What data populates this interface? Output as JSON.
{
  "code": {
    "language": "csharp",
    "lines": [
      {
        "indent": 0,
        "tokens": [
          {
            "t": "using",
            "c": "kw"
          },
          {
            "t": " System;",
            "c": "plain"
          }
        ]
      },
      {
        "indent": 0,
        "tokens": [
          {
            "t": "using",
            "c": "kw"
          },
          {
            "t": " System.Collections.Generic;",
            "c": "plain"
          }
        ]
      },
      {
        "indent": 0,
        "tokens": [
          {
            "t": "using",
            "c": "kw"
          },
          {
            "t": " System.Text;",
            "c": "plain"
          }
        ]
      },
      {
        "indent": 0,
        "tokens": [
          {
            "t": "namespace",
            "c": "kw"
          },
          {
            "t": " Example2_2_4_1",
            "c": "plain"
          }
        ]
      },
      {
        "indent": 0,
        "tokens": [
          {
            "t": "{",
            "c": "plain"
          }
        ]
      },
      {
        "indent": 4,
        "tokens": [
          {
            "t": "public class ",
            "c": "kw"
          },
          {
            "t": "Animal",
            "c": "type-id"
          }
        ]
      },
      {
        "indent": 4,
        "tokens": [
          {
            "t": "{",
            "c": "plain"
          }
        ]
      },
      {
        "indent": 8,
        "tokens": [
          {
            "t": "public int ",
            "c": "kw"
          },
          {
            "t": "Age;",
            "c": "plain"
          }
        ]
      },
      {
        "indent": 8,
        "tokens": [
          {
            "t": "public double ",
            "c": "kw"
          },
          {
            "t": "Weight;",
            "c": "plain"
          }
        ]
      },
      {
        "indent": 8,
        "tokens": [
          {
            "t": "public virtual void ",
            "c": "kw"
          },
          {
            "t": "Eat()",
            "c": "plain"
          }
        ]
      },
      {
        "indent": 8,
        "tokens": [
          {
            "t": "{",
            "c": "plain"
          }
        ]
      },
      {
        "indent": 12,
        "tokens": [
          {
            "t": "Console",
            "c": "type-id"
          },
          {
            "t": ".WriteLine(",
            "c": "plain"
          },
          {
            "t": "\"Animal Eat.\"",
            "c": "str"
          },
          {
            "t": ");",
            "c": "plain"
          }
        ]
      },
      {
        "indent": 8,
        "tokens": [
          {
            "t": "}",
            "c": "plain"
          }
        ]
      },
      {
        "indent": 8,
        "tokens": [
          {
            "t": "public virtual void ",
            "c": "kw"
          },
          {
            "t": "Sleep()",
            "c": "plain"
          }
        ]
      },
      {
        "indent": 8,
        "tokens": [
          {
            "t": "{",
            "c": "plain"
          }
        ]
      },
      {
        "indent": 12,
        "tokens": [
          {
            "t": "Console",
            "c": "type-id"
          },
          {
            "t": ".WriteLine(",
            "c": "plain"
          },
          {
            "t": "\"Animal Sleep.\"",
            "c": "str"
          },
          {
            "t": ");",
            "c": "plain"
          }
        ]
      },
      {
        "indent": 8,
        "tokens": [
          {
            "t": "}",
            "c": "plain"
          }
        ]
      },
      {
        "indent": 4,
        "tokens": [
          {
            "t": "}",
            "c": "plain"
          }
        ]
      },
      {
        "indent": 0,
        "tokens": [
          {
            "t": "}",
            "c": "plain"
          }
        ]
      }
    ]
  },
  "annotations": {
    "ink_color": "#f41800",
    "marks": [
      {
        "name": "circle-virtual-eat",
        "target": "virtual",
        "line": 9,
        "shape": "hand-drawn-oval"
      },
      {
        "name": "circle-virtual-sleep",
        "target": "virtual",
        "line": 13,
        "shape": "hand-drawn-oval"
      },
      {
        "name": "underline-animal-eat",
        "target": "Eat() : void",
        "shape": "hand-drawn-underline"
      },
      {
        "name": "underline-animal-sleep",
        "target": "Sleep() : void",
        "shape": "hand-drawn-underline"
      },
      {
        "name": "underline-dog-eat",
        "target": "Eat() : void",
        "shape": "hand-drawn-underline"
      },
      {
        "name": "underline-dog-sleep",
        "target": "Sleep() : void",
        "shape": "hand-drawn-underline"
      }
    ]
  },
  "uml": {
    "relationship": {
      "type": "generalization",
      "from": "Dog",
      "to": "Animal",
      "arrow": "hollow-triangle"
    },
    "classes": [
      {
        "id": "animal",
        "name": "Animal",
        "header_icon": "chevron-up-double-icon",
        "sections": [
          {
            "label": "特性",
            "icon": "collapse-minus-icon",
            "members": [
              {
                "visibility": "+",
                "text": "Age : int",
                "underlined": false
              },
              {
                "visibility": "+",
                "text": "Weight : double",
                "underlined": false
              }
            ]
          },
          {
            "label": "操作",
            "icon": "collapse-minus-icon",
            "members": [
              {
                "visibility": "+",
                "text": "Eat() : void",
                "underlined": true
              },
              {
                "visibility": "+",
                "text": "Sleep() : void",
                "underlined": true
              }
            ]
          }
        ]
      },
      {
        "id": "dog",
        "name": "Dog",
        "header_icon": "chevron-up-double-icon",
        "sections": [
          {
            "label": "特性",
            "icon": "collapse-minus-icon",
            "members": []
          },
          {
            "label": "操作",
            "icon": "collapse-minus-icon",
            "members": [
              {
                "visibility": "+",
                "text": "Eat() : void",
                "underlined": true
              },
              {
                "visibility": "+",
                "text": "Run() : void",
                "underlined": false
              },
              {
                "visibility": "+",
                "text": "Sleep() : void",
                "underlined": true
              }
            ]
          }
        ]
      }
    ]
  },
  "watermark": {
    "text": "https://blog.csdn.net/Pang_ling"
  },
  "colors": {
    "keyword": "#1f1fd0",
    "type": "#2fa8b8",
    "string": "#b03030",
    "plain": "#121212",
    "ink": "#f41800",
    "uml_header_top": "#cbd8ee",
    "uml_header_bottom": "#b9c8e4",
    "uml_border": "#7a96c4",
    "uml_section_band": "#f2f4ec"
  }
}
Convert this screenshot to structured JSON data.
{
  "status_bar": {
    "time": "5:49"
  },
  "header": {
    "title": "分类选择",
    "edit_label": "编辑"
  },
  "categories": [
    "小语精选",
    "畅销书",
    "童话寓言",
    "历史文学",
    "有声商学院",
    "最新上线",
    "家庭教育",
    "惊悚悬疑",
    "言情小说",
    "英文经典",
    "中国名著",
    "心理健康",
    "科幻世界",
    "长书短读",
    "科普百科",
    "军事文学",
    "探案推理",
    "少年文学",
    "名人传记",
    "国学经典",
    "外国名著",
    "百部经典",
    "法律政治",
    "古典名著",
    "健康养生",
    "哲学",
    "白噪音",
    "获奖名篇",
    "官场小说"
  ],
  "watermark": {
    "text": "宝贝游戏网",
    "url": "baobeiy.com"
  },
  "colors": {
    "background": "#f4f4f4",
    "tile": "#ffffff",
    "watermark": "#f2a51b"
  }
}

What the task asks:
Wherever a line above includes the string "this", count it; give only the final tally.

Task response:
2